And you took photos from the Dr. Sapir Hospital and Charity Center in Tehran, which is funded and run by the Jewish community. Can you talk about the meaning behind that?
That hospital is something unique. It was created decades ago, and they don’t ask your religion; you just go there and you can get treatment. I took a very complex photo of a Jewish doctor at that hospital holding a Muslim baby, born just a few hours earlier, in his hand. It means a lot to help people of your country when you don’t know what will happen in the future.
Sometimes, Jewish young people I talked to said they wanted to leave the country. I completely understand why: because you can’t get high job opportunities in government administration — no way. But returning to your question, the hospital is amazing. They trust people, and people trust them also. Jews work together with Muslims, not only in the hospital but in other places, too, like the bazaar in Tehran. But, of course, they never go to each other’s houses, though maybe they do and I just don’t know about it.
What do you hope that readers will gain from this book?

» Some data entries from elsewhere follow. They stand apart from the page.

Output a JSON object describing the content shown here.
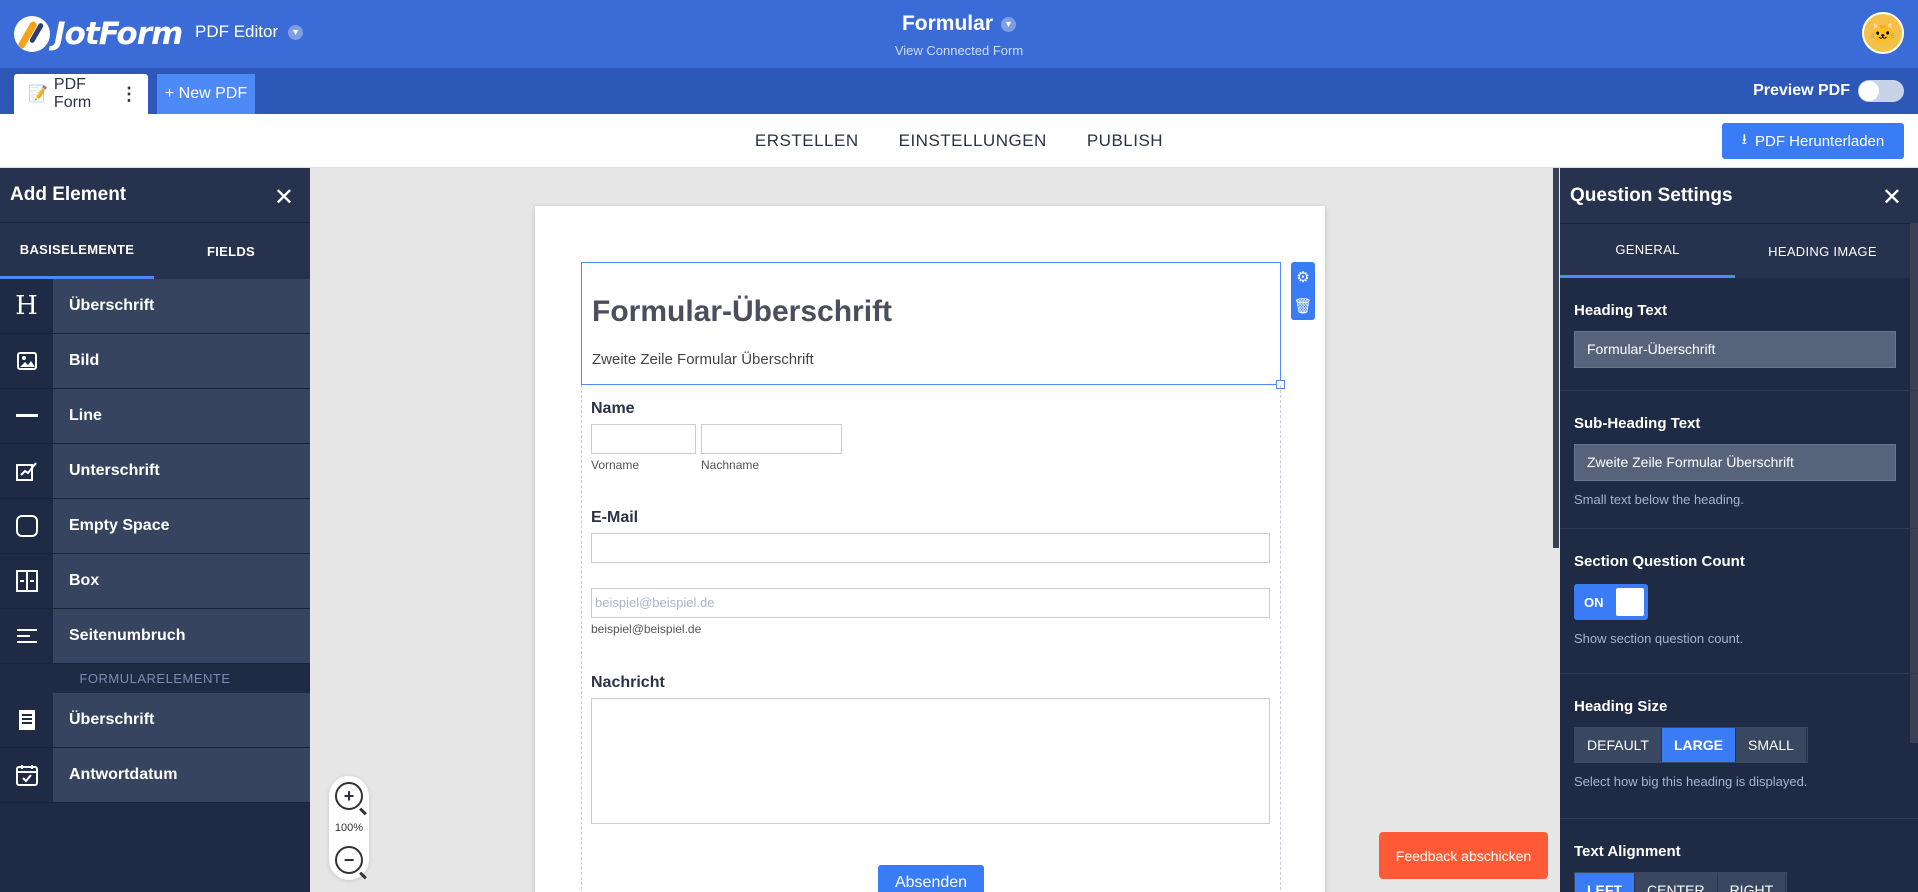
{
  "header": {
    "brand": "JotForm",
    "app_name": "PDF Editor",
    "form_title": "Formular",
    "form_subtitle": "View Connected Form"
  },
  "tabs": {
    "doc_tab": "PDF Form",
    "new_pdf": "+ New PDF",
    "preview_label": "Preview PDF"
  },
  "nav": {
    "items": [
      "ERSTELLEN",
      "EINSTELLUNGEN",
      "PUBLISH"
    ],
    "download": "PDF Herunterladen"
  },
  "left_panel": {
    "title": "Add Element",
    "tabs": [
      "BASISELEMENTE",
      "FIELDS"
    ],
    "basic_items": [
      {
        "icon": "heading-icon",
        "label": "Überschrift"
      },
      {
        "icon": "image-icon",
        "label": "Bild"
      },
      {
        "icon": "line-icon",
        "label": "Line"
      },
      {
        "icon": "signature-icon",
        "label": "Unterschrift"
      },
      {
        "icon": "empty-space-icon",
        "label": "Empty Space"
      },
      {
        "icon": "box-icon",
        "label": "Box"
      },
      {
        "icon": "page-break-icon",
        "label": "Seitenumbruch"
      }
    ],
    "section_label": "FORMULARELEMENTE",
    "form_items": [
      {
        "icon": "document-icon",
        "label": "Überschrift"
      },
      {
        "icon": "calendar-icon",
        "label": "Antwortdatum"
      }
    ]
  },
  "canvas": {
    "heading": "Formular-Überschrift",
    "subheading": "Zweite Zeile Formular Überschrift",
    "name_label": "Name",
    "first_name": "Vorname",
    "last_name": "Nachname",
    "email_label": "E-Mail",
    "email_placeholder": "beispiel@beispiel.de",
    "email_sublabel": "beispiel@beispiel.de",
    "message_label": "Nachricht",
    "submit": "Absenden"
  },
  "zoom": {
    "level": "100%"
  },
  "feedback": "Feedback abschicken",
  "right_panel": {
    "title": "Question Settings",
    "tabs": [
      "GENERAL",
      "HEADING IMAGE"
    ],
    "heading_text_label": "Heading Text",
    "heading_text_value": "Formular-Überschrift",
    "subheading_label": "Sub-Heading Text",
    "subheading_value": "Zweite Zeile Formular Überschrift",
    "subheading_help": "Small text below the heading.",
    "count_label": "Section Question Count",
    "count_toggle": "ON",
    "count_help": "Show section question count.",
    "size_label": "Heading Size",
    "size_options": [
      "DEFAULT",
      "LARGE",
      "SMALL"
    ],
    "size_selected": "LARGE",
    "size_help": "Select how big this heading is displayed.",
    "align_label": "Text Alignment",
    "align_options": [
      "LEFT",
      "CENTER",
      "RIGHT"
    ]
  },
  "colors": {
    "brand_blue": "#3a6bd6",
    "accent": "#3a7cf5",
    "panel_dark": "#1f2a44",
    "feedback": "#ff5a36"
  }
}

I hope they see this book as an example of Iranian society, not only Jewish people. I see myself in this book. I see every Iranian in this book. These people are facing restrictions, but they still say, “We are Iranian.” Of course, this book is about the Iranian Jewish community. But for me, it’s a little bit more. It’s reading about Iranian history and how complex the society is. I see, in each of these pictures, each Iranian who is forced to live outside of Iran, even though these people are inside Iran. I’ve lived for more than a decade in exile as a minority in a completely different society in Europe and the U.S. I traveled in Israel, too. I saw many similarities between Iran and Israel, and many differences.
I hope that we can do more than one book about this community. I didn’t see this kind of book about the Iranian Jewish people, unfortunately. I don’t know why it didn’t happen before — maybe because of all the restrictions. People cannot travel easily to cover these communities. Foreign people go only five days, one week, two weeks maximum, and then they leave the country. That’s why we need to record all the documents for history. This is about history. This is about all people who suffer.
What similarities did you see between Iran and Israel?
There are hardliners on both sides, people who don’t respect other people, don’t listen to you and still believe whatever they believe. But you also see people who are really open-minded in both societies. There’s two different things: one, people, and the other thing, governments. We need to put a sharp line between these things. Those governments have such different visions against each other, but they both have restrictions on their people. Of course, Israel is a democracy, but I see the restrictions.
I actually produced a 20-minute documentary from my trip to Israel [in Farsi, with no subtitles]. I spoke with a Jewish girl who’d never even lived in Iran, whose parents traveled from Iran to Israel, and she’s facing discrimination in Israel. Or the man in his 60s who says, as soon as he wants to speak Hebrew, because of his Eastern accent, they don’t accept him. This discrimination is unbelievable for me because that society is based on religion. Unfortunately, in the past 43 years, we see the disconnection between societies. Before, it was not like that. There are many facilities Israeli people built in Iran. At the same time, there are many Iranian Israelis living and working in Israel now. These two nations are so connected, but for the past 43 years, misunderstanding has created a disconnection.
This article originally appeared on JTA.org.